I’m a postodoctoral researcher studying the evolution of animal biodiversity through the analysis of morphological and genetic data of present and past animal populations. I completed my doctoral studies in Molecular Systematics at the Muséum national d’Histoire naturelle in Paris, France, in 2019 under the supervision of Dr. Alexandre Hassanin. The main objective of my PhD thesis was to elucidate the genetic diversity within the genus Giraffa in order to infer the support of several taxonomic hypotheses proposed over the past centuries. The implementation of the project comprised the comparative analysis of nuclear and mitochondrial markers from current individuals, as well as mitochondrial DNA of museum specimens of high historical interest, by using different species delimitation methods (phylogeny, population structure, coalescence). The results allowed for the proposition of a revised giraffe classification on the species and subspecies level, which translates into valuable conservation implications considering the tremendous decline in giraffe numbers and distribution over the past decades.
My current project aims at providing profound insights into past biodiversity and evolution of cranial disparity in the genus Giraffa by analysing museum specimens of the 19th and early 20th century within a paleogenomic and 3D geometric morphometric approach.
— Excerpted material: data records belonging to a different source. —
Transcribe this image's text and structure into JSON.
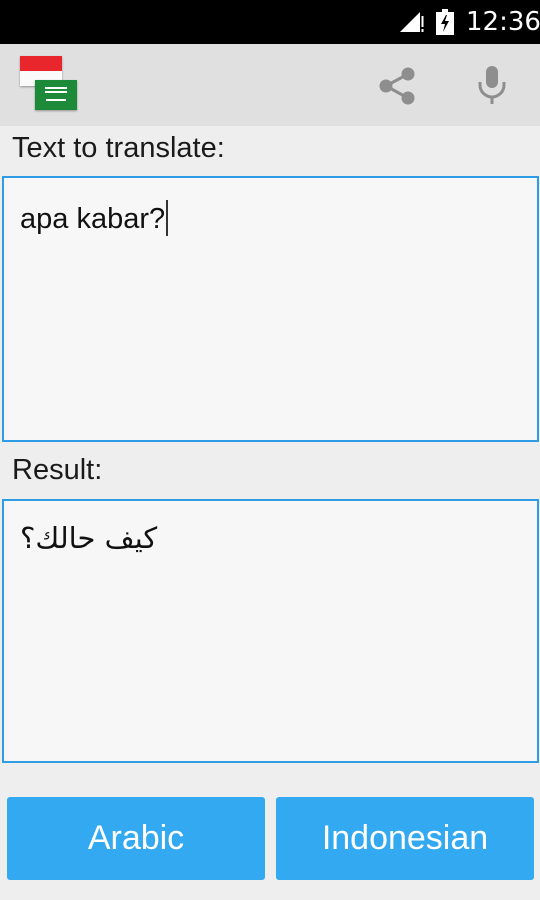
{
  "status_bar": {
    "time": "12:36"
  },
  "action_bar": {
    "source_flag": "indonesia-flag",
    "target_flag": "saudi-arabia-flag",
    "share_icon": "share-icon",
    "mic_icon": "microphone-icon"
  },
  "input": {
    "label": "Text to translate:",
    "value": "apa kabar?"
  },
  "result": {
    "label": "Result:",
    "value": "كيف حالك؟"
  },
  "buttons": {
    "arabic": "Arabic",
    "indonesian": "Indonesian"
  },
  "colors": {
    "accent": "#2f9de6",
    "button": "#33a9f1",
    "action_bar": "#e0e0e0",
    "background": "#eeeeee"
  }
}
My overall research perspective is to establish a new interdisciplinary research area linking the diverse fields of palaeogeomics, 3D geometric morphometrics and applied conservation research in order to contribute to the safeguarding of natural populations during the current Anthropocene biodiversity crisis